Work instruction
Find out how many lines in the records have the string "Windows" in them, and state only that number.

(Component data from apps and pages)
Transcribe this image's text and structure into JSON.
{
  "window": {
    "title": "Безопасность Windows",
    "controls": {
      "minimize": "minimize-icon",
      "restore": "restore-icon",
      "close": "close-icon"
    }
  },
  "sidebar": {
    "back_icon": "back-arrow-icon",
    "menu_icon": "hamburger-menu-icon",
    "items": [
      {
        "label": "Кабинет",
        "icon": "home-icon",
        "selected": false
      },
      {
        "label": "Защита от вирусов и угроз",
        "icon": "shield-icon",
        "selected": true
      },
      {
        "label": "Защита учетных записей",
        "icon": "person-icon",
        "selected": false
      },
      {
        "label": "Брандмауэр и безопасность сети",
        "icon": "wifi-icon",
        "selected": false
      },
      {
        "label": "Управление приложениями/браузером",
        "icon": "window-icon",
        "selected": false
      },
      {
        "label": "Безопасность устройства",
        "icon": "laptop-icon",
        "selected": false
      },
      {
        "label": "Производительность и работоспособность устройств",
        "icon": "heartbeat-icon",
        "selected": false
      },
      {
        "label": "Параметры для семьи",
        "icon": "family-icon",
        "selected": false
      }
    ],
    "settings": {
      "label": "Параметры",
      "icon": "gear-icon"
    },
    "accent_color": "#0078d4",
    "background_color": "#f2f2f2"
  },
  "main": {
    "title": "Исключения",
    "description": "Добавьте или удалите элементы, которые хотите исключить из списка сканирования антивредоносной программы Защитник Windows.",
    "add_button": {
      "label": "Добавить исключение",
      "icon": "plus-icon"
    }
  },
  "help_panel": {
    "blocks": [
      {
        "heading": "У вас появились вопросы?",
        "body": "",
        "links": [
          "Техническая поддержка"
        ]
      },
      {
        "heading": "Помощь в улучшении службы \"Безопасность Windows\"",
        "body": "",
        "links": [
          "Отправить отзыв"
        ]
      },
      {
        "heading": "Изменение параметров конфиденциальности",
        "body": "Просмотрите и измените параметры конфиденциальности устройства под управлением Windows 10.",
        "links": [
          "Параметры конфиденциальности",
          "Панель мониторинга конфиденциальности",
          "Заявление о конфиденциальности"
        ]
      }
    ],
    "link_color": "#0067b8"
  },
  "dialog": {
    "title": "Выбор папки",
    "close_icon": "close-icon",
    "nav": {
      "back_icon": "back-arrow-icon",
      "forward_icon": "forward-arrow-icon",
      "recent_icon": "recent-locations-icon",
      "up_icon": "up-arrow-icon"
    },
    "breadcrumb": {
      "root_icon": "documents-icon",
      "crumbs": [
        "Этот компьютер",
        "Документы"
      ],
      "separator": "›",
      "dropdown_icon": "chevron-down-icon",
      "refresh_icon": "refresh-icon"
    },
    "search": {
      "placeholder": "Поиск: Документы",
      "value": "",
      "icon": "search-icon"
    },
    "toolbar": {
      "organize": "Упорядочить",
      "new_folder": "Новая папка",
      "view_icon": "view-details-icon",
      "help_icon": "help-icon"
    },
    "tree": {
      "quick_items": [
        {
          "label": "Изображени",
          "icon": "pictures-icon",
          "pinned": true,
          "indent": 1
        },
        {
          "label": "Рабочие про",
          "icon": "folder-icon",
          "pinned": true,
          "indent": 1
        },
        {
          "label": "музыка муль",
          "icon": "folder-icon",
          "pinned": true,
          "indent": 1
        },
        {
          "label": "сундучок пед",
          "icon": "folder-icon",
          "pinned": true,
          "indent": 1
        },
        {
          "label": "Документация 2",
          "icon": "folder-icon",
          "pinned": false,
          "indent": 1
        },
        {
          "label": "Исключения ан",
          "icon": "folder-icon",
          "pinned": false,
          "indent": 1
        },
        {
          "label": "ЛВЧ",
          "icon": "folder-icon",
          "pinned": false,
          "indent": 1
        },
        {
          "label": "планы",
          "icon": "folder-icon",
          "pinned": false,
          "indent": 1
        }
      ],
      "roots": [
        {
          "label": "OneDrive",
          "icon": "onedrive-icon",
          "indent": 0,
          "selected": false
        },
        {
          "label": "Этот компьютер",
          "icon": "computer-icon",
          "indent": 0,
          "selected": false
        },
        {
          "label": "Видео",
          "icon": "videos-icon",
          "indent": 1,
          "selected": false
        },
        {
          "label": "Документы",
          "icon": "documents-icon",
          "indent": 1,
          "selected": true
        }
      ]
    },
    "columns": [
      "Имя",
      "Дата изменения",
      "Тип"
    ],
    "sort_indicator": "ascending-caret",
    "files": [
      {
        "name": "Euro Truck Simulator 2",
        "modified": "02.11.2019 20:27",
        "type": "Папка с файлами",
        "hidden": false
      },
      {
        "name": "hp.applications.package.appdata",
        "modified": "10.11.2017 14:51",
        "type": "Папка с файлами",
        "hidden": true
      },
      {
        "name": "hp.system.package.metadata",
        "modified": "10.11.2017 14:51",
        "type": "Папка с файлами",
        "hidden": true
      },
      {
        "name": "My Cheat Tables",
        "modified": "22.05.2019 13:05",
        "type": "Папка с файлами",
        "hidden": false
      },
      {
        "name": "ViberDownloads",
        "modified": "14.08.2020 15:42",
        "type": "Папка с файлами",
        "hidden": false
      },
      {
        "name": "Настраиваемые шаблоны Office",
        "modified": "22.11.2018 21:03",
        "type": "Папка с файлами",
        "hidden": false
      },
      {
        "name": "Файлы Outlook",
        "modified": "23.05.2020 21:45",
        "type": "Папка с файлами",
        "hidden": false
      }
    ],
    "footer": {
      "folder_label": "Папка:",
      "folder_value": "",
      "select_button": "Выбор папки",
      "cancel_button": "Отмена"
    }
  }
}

Result of the exercise
4